DHS Urged to Make Immigration Fixes: Overhauling responsibilities at the Department of Homeland Security is essential to improving the U.S. immigration system in the face of congressional deadlock, researchers say. The sprawling department could help balance its enforcement and humanitarian roles by coordinating the budgets and missions of U.S. Customs and Border Protection, U.S. Immigration and Customs Enforcement, and U.S. Citizenship and Immigration Services, according to a new report from the Migration Policy Institute, a nonpartisan research group.
The analysis is the latest effort by outside groups to champion DHS structural changes that can be implemented by the executive branch after Congress has repeatedly failed to enact major revisions to federal immigration law over many years. Democrats’ latest attempt is stuck in limbo. Read more from Ellen M. Gilmer.
Biden Says He, Xi Will Stick to ‘Taiwan Agreement’: Biden said he and China’s Xi Jinping have reaffirmed their agreement on Taiwan, as top envoys for the two countries were expected to discuss simmering tensions over the democratically ruled island during talks in Zurich. Biden told reporters he and the Chinese president spoke and agreed to stick to the existing consensus on managing disputes over the island. While Biden didn’t immediately specify whether he was referring to his widely publicized call with Xi last month, the White House later clarified that the conversation wasn’t new. Read more from Jennifer Jacobs and Jennifer Epstein.
Gensler Signals Crypto Ban Like China’s Unlikely: Securities and Exchange Commission Chair Gary Gensler has had multiple dust-ups with crypto firms but even he says the U.S. won’t follow China’s lead in banning digital tokens. Gensler said yesterday that the government’s focus is on ensuring that the industry adheres to investor and consumer protection rules, anti-money laundering regulations and tax laws. He made the remark at a House hearing after a lawmaker asked if a China-like prohibition was on the table in the U.S. “Our approach is really quite different,” Gensler said. Ben Bain has more.
U.S. to Overhaul Public Service Loan Program: The Department of Education announced sweeping changes to its public service loan forgiveness program. The program, established to entice workers to take jobs like teachers, nurses and firefighters with the promise of student debt forgiveness, for years has been plagued with problems and complaints from borrowers and government watchdogs.
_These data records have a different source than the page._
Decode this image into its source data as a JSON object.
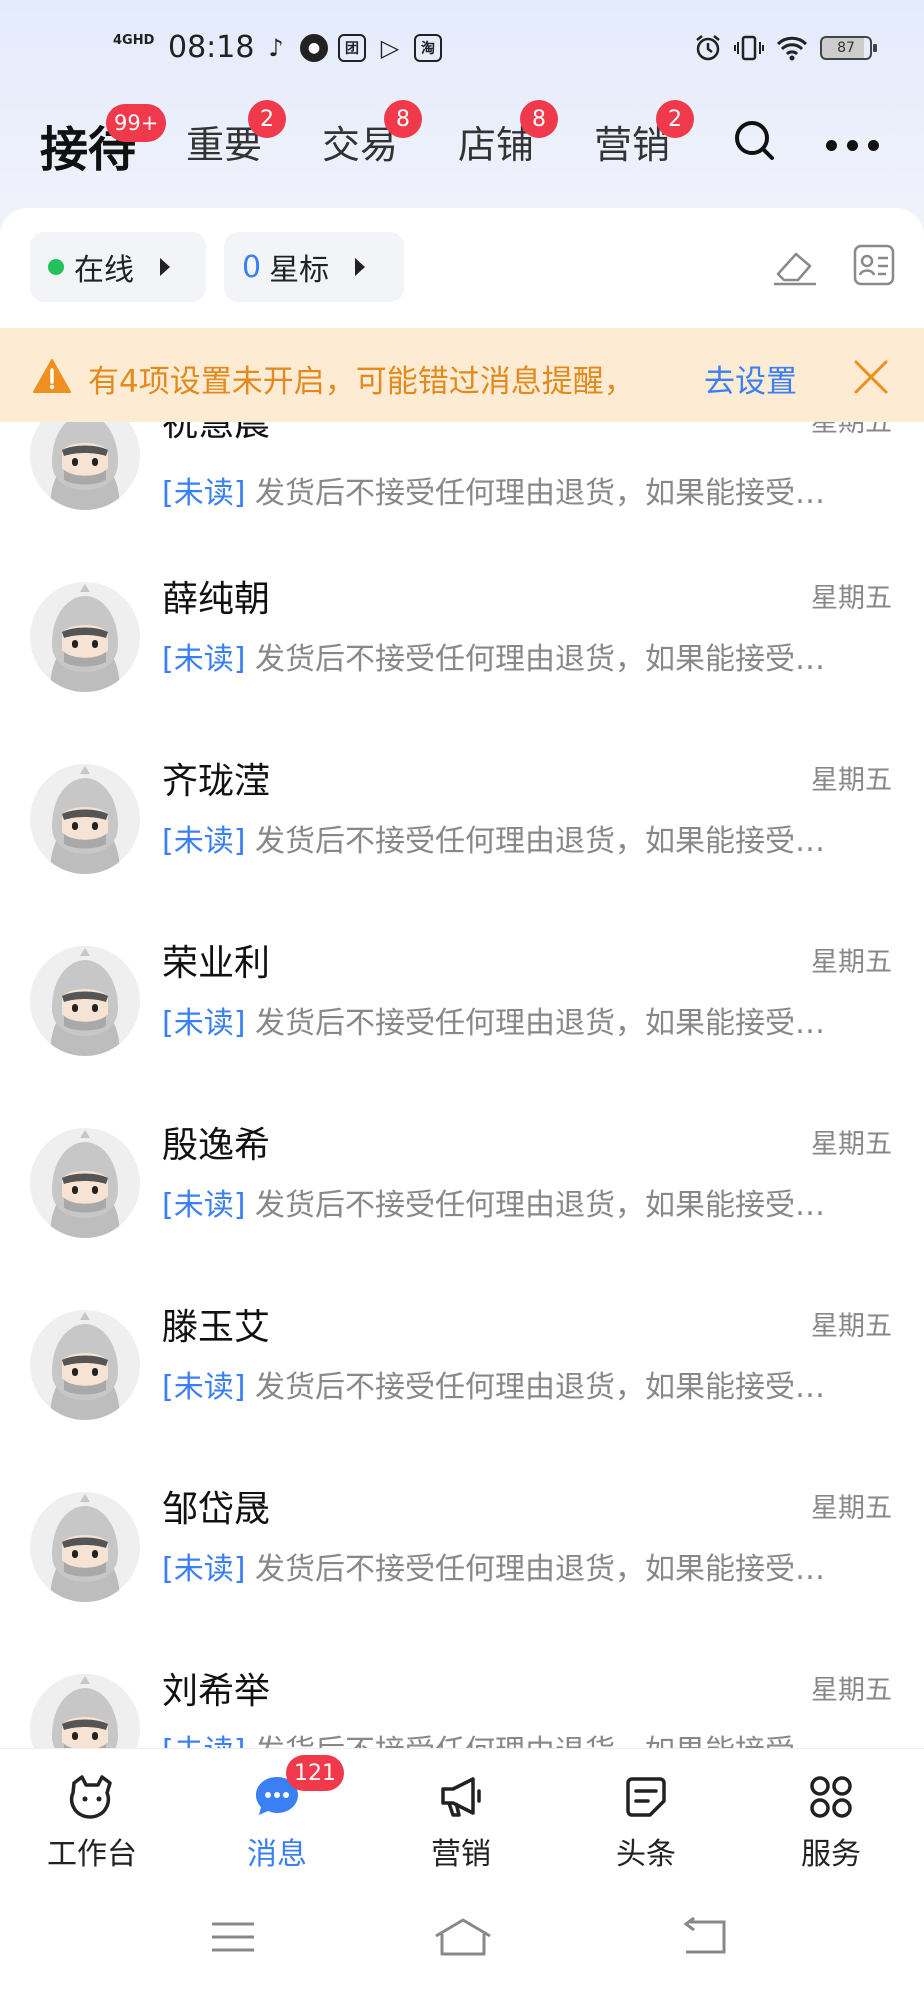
{
  "status_bar": {
    "signal": "4GHD",
    "time": "08:18",
    "apps": [
      "♪",
      "●",
      "团",
      "▷",
      "淘"
    ],
    "battery": "87"
  },
  "tabs": [
    {
      "label": "接待",
      "badge": "99+",
      "active": true
    },
    {
      "label": "重要",
      "badge": "2"
    },
    {
      "label": "交易",
      "badge": "8"
    },
    {
      "label": "店铺",
      "badge": "8"
    },
    {
      "label": "营销",
      "badge": "2"
    }
  ],
  "filters": {
    "online_label": "在线",
    "star_count": "0",
    "star_label": "星标"
  },
  "notice": {
    "text": "有4项设置未开启，可能错过消息提醒，",
    "link": "去设置"
  },
  "conversations": [
    {
      "name": "祝慧晨",
      "time": "星期五",
      "unread_tag": "[未读]",
      "preview": " 发货后不接受任何理由退货，如果能接受…"
    },
    {
      "name": "薛纯朝",
      "time": "星期五",
      "unread_tag": "[未读]",
      "preview": " 发货后不接受任何理由退货，如果能接受…"
    },
    {
      "name": "齐珑滢",
      "time": "星期五",
      "unread_tag": "[未读]",
      "preview": " 发货后不接受任何理由退货，如果能接受…"
    },
    {
      "name": "荣业利",
      "time": "星期五",
      "unread_tag": "[未读]",
      "preview": " 发货后不接受任何理由退货，如果能接受…"
    },
    {
      "name": "殷逸希",
      "time": "星期五",
      "unread_tag": "[未读]",
      "preview": " 发货后不接受任何理由退货，如果能接受…"
    },
    {
      "name": "滕玉艾",
      "time": "星期五",
      "unread_tag": "[未读]",
      "preview": " 发货后不接受任何理由退货，如果能接受…"
    },
    {
      "name": "邹岱晟",
      "time": "星期五",
      "unread_tag": "[未读]",
      "preview": " 发货后不接受任何理由退货，如果能接受…"
    },
    {
      "name": "刘希举",
      "time": "星期五",
      "unread_tag": "[未读]",
      "preview": " 发货后不接受任何理由退货，如果能接受…"
    }
  ],
  "bottom_nav": [
    {
      "label": "工作台"
    },
    {
      "label": "消息",
      "badge": "121",
      "active": true
    },
    {
      "label": "营销"
    },
    {
      "label": "头条"
    },
    {
      "label": "服务"
    }
  ],
  "colors": {
    "accent": "#3b7ff5",
    "badge": "#f0394a",
    "notice_bg": "#fdebd3",
    "notice_text": "#e28a1d",
    "online": "#22c25a"
  }
}
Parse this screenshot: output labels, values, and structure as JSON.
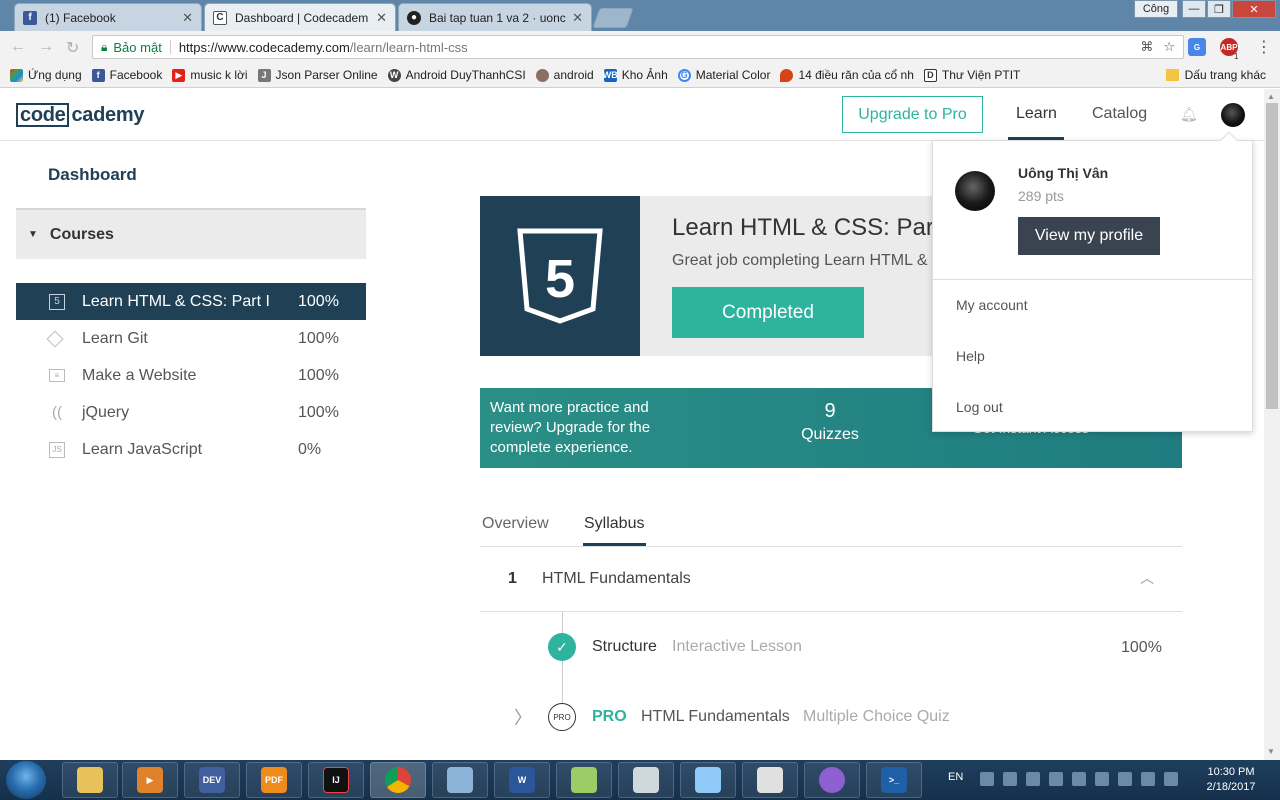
{
  "browser": {
    "tabs": [
      {
        "title": "(1) Facebook",
        "icon": "facebook-icon",
        "active": false
      },
      {
        "title": "Dashboard | Codecadem",
        "icon": "codecademy-icon",
        "active": true
      },
      {
        "title": "Bai tap tuan 1 va 2 · uonc",
        "icon": "github-icon",
        "active": false
      }
    ],
    "window_user": "Công",
    "window_buttons": [
      "minimize-icon",
      "restore-icon",
      "close-icon"
    ],
    "address": {
      "secure_label": "Bảo mật",
      "url_host": "https://www.codecademy.com",
      "url_path": "/learn/learn-html-css"
    },
    "extensions": [
      "google-translate-icon",
      "adblock-plus-icon"
    ],
    "adblock_label": "ABP",
    "adblock_count": "1",
    "bookmarks": [
      {
        "label": "Ứng dụng",
        "icon": "apps-grid-icon"
      },
      {
        "label": "Facebook",
        "icon": "facebook-icon"
      },
      {
        "label": "music k lời",
        "icon": "youtube-icon"
      },
      {
        "label": "Json Parser Online",
        "icon": "json-icon"
      },
      {
        "label": "Android DuyThanhCSI",
        "icon": "wordpress-icon"
      },
      {
        "label": "android",
        "icon": "avatar-icon"
      },
      {
        "label": "Kho Ảnh",
        "icon": "wb-icon"
      },
      {
        "label": "Material Color",
        "icon": "google-icon"
      },
      {
        "label": "14 điều răn của cổ nh",
        "icon": "flame-icon"
      },
      {
        "label": "Thư Viện PTIT",
        "icon": "d-icon"
      }
    ],
    "other_bookmarks": "Dấu trang khác"
  },
  "header": {
    "logo_box": "code",
    "logo_rest": "cademy",
    "upgrade_label": "Upgrade to Pro",
    "nav": {
      "learn": "Learn",
      "catalog": "Catalog"
    }
  },
  "sidebar": {
    "dashboard_label": "Dashboard",
    "courses_label": "Courses",
    "courses": [
      {
        "name": "Learn HTML & CSS: Part I",
        "percent": "100%",
        "icon": "html5-icon",
        "active": true
      },
      {
        "name": "Learn Git",
        "percent": "100%",
        "icon": "git-icon",
        "active": false
      },
      {
        "name": "Make a Website",
        "percent": "100%",
        "icon": "website-icon",
        "active": false
      },
      {
        "name": "jQuery",
        "percent": "100%",
        "icon": "jquery-icon",
        "active": false
      },
      {
        "name": "Learn JavaScript",
        "percent": "0%",
        "icon": "js-icon",
        "active": false
      }
    ]
  },
  "hero": {
    "title": "Learn HTML & CSS: Part I",
    "subtitle": "Great job completing Learn HTML & C",
    "status_button": "Completed",
    "badge_glyph": "5"
  },
  "promo": {
    "text": "Want more practice and review? Upgrade for the complete experience.",
    "quiz_count": "9",
    "quiz_label": "Quizzes",
    "cta": "Get Instant Access »"
  },
  "page_tabs": {
    "overview": "Overview",
    "syllabus": "Syllabus"
  },
  "syllabus": {
    "unit_number": "1",
    "unit_title": "HTML Fundamentals",
    "lessons": [
      {
        "name": "Structure",
        "type": "Interactive Lesson",
        "percent": "100%",
        "completed": true
      },
      {
        "pro_label": "PRO",
        "badge": "PRO",
        "name": "HTML Fundamentals",
        "type": "Multiple Choice Quiz"
      }
    ]
  },
  "user_menu": {
    "name": "Uông Thị Vân",
    "points": "289 pts",
    "profile_button": "View my profile",
    "links": [
      "My account",
      "Help",
      "Log out"
    ]
  },
  "taskbar": {
    "apps": [
      "file-explorer-icon",
      "media-player-icon",
      "dev-cpp-icon",
      "pdf-icon",
      "intellij-icon",
      "chrome-icon",
      "paint-icon",
      "word-icon",
      "notepad-icon",
      "calculator-icon",
      "box-icon",
      "calc2-icon",
      "github-desktop-icon",
      "powershell-icon"
    ],
    "app_labels": {
      "dev": "DEV",
      "pdf": "PDF",
      "ij": "IJ",
      "word": "W"
    },
    "language": "EN",
    "time": "10:30 PM",
    "date": "2/18/2017"
  }
}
Read more from Nic Querolo.
Politics & Influence
Haley Foots for Would-Be White House Bid: Former U.N. Ambassador Nikki Haley urged Republicans to return to their Reagan-era roots, setting the tone for a possible presidential bid that would seek to forge an alliance between supporters of Donald Trump and the GOP’s traditional governing wing. “It has become fashionable in some circles—even in some conservative ones—to dismiss the relevance of Ronald Reagan,” Haley said in California. “But dismissing the lessons of Reagan makes no more sense than dismissing the lessons of Lincoln or Washington.” Gregory Korte has more.
North Carolina Group Looks to Deploy Abrams’ Strategy: North Carolina organizers are trying to replicate Stacey Abrams’s Georgia voter-turnout strategy in a bet that they can also deliver key Democratic wins in a similarly changing Southern U.S. state. The effort, called the New North Carolina Project, is modeled after Abrams’s New Georgia Project. It aims to register minority voters. The two organizations aren’t affiliated, but the North Carolina initiative has received strategic insight, the group’s founder, Aimy Steele, said in an interview. Read more from Emma Kinery.